Comparing This Ink with Other Commercial and Homemade Iron Gall Inks
These samples were written with a J. Herbin glass pen on Sugarmade paper. This sample has been stored in the dark:
This sample has been in a sunny window for 6+ months:
This is an ongoing ink test. You can see the one-peel pom is browning compared to the four-peel pom (which is why I recommend going with 4 peels). You can also see some of the commercial iron gall inks are fading.
For historical reference: These are the only two pomegranate ink recipes I've ever been able to find.
#1: Infuse a pound of pomegranate peels, broken to a gross powder, for 24 hours in a gallon and a half of water, and afterwards boil the mixture till 1-3d of the fluid be wasted. Then add to it 1 lb. of Roman vitriol, and 4 oz. of gum arabic powdered, and continue the boiling till the vitriol and gum be dissolved, after which the ink must be strained through a coarse linen cloth, when it will be fit for use. This ink is somewhat more expensive, and yet not so good in hue as that made by the general method, but the colour which it has is not liable to vanish or fade in any length of time.
#2: There are but few exceptions respecting the general sameness of ink receipts of the succeeding centuries, one of which is the "Pomegranate," credited to the seventh century but really belonging to an earlier period:
"Of the dried Pommegranite (apple) rind take an ounce, boil it in a pint of water until 3/4 be
gone; add 1/2 pint of small beer wort and once more boil it away so that only a 1/4 pint remain.
After you shall have strained it, boiling hot through a linnen cloth and it comes cold, being then of a glutinous consistence, drop in a 'bit' of Sal Alkali and add as much warm water as will bring it to a due fluidity and a gold brown color for writing with a pen."
Following this formula and without any modifications, I obtained an excellent ink of durable quality, but of poor color, from a standpoint of blackness.
The black ink formulas of the eighth century are but few, and show marked improvement in respect to the constituents they call for, indicating that many of those of earlier times had been tried and found wanting.

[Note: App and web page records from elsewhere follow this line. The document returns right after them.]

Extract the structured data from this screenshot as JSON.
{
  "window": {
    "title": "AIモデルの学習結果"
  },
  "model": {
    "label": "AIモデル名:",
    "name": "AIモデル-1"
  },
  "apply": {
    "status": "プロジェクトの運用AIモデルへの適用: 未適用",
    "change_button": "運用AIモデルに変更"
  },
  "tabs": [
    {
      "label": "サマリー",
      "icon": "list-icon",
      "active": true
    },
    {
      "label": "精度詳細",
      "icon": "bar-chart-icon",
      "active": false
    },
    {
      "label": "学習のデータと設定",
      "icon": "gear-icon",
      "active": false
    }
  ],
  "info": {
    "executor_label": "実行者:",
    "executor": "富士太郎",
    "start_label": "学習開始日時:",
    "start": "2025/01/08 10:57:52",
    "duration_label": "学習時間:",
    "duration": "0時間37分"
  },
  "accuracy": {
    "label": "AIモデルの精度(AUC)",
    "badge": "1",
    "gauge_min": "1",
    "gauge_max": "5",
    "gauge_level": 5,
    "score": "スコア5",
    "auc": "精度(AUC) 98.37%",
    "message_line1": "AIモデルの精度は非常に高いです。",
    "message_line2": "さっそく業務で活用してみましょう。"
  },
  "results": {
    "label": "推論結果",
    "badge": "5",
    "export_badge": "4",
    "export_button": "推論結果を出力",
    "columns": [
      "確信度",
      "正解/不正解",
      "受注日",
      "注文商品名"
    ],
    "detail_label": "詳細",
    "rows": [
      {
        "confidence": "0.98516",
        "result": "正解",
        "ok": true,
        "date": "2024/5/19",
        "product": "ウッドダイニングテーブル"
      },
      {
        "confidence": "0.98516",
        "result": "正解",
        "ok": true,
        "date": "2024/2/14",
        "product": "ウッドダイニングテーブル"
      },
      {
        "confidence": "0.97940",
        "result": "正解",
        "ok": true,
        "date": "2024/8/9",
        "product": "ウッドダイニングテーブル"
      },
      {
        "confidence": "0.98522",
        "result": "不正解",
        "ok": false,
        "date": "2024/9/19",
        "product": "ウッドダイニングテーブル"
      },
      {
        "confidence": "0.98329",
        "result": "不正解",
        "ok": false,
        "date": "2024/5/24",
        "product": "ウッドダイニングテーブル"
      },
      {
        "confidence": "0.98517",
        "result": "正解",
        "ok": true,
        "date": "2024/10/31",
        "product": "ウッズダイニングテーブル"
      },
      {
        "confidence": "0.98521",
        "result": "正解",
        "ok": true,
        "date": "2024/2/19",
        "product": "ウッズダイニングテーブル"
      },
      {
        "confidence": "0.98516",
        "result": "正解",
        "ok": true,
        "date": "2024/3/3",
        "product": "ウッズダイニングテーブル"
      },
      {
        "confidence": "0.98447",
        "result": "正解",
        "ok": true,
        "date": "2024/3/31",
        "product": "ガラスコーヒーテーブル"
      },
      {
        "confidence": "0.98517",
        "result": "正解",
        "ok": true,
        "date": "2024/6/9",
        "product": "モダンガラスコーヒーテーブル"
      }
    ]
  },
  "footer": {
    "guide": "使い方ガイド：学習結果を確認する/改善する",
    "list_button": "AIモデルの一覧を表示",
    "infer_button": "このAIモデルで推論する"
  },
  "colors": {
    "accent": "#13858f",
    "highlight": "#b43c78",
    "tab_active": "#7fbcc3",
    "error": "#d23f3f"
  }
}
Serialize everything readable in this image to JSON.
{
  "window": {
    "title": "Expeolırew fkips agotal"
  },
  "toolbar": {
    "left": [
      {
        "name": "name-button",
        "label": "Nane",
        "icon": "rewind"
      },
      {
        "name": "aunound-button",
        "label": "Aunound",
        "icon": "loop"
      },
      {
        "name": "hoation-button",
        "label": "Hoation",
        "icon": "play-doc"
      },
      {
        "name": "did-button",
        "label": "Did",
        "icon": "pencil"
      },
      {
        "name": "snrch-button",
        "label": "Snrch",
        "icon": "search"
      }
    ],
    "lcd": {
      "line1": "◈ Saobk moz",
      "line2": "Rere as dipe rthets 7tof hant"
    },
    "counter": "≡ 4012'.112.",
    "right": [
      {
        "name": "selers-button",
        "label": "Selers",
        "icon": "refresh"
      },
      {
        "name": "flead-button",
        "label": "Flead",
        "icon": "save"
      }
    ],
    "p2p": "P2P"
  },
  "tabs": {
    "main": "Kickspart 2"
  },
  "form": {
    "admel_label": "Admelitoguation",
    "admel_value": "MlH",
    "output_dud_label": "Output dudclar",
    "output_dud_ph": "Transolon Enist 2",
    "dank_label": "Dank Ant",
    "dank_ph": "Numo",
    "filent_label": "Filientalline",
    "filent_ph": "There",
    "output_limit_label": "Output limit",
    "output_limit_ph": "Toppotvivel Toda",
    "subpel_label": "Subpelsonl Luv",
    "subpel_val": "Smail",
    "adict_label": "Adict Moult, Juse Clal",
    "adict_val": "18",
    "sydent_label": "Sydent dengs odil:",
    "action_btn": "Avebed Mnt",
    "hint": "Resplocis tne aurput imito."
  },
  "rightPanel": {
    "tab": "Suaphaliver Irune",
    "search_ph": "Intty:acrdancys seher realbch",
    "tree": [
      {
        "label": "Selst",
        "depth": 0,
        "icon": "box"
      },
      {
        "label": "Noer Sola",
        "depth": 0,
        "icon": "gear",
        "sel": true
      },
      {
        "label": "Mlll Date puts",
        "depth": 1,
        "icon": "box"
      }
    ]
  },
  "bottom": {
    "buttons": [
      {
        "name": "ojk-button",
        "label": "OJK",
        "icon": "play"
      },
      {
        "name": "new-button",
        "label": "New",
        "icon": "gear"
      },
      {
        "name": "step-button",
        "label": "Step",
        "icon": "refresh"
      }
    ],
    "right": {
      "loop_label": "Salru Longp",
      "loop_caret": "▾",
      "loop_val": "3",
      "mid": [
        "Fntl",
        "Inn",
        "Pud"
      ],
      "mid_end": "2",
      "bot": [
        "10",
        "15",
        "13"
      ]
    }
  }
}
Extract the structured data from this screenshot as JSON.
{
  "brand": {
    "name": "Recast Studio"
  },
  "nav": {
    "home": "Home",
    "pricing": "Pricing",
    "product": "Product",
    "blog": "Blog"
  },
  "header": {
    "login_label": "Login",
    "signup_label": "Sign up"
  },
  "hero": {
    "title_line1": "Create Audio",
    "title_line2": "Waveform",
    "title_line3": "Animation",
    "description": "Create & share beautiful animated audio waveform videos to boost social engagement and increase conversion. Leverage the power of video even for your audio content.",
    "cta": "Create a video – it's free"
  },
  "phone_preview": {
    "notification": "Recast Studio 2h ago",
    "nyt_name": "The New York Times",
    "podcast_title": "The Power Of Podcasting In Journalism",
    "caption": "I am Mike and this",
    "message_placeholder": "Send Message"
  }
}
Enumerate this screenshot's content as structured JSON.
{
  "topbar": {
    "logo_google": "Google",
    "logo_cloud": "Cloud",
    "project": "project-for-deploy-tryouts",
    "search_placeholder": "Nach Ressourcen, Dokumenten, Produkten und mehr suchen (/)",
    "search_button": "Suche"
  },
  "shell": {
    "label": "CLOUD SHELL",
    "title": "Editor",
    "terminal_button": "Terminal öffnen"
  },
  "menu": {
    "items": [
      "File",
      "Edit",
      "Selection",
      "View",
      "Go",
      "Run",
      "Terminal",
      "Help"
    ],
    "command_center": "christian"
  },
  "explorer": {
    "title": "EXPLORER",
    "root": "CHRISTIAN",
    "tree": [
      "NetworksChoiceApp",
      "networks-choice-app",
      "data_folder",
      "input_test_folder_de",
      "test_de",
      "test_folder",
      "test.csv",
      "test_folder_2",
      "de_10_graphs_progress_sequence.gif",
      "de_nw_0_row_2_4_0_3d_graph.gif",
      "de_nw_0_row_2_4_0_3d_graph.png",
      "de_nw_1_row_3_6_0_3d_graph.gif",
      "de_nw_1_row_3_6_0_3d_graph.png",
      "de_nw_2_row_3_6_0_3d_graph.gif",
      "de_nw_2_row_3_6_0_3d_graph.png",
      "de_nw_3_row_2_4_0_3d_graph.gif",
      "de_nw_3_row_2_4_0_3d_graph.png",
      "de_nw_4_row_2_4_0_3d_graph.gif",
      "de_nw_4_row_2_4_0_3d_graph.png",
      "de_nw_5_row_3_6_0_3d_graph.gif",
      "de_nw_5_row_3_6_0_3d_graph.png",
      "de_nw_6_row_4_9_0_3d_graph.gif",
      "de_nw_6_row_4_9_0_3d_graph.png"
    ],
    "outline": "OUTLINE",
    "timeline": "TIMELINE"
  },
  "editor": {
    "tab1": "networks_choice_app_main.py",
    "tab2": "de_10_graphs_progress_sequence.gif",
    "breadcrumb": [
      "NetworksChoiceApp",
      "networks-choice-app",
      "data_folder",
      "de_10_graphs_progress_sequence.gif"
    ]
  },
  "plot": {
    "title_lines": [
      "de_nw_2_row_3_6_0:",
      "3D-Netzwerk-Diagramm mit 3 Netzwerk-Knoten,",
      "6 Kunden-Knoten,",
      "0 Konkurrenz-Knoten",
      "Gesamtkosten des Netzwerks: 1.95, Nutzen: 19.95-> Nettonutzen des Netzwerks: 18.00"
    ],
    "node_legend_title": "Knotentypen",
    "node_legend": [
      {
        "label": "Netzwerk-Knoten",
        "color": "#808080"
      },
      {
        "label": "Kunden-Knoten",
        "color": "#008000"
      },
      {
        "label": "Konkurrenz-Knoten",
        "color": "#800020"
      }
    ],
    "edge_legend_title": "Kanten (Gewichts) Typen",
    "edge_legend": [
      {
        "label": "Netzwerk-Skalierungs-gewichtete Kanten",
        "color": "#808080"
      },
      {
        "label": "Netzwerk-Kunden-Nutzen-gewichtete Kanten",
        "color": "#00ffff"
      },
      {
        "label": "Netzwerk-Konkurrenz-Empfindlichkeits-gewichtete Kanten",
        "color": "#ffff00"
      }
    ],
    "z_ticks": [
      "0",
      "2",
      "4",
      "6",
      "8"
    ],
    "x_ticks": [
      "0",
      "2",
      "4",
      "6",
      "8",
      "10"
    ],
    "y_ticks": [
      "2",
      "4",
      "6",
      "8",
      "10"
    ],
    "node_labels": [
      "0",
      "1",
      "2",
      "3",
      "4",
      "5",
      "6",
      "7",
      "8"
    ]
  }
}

One in particular is worthy of notice as it names (blue) vitriol, yeast, the lees (dregs) of wine and the rind of the pomegranate apple, which if commingled together would give results not altogether unlike the characteristic phenomena of "gall" ink. Confirmation of the employment of such an ink on a document of the reign of Charlemigne in the beginning of the ninth century on yellow-brown Esparto (a Spanish rush) paper, is still preserved. Specimens of "pomegranate" ink, to which lampblack and other pigments had been added of varying degrees of blackness, on MSS., but lessening in number as late as the fourteenth century, are still extant in the British Museum and other public libraries.
(source: Forty Centuries of Ink by Carvalho)
Edited by fiberdrunk, 23 September 2012 - 19:20.